=== Problem details ===
Copy out all the lines in the records that include the word "label".

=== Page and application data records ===
*** Begin section ***
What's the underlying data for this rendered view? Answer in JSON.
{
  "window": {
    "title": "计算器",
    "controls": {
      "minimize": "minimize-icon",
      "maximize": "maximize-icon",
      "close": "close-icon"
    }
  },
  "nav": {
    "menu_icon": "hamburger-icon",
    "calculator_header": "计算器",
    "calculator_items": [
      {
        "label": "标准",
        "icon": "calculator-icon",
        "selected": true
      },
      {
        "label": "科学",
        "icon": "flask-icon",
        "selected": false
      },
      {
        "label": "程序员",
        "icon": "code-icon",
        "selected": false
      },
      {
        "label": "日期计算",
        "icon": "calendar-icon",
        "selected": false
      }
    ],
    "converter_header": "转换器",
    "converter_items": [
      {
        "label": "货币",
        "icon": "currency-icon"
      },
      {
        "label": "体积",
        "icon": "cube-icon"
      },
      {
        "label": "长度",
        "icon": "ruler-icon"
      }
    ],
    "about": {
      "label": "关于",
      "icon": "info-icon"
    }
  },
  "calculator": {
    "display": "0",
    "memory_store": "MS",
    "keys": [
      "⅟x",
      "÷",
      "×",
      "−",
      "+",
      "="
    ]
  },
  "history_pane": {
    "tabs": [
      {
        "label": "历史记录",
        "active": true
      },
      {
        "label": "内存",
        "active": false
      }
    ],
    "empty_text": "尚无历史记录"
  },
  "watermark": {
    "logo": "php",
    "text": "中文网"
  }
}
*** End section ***
=== Reply ===
        "label": "标准",
        "label": "科学",
        "label": "程序员",
        "label": "日期计算",
        "label": "货币",
        "label": "体积",
        "label": "长度",
      "label": "关于",
        "label": "历史记录",
        "label": "内存",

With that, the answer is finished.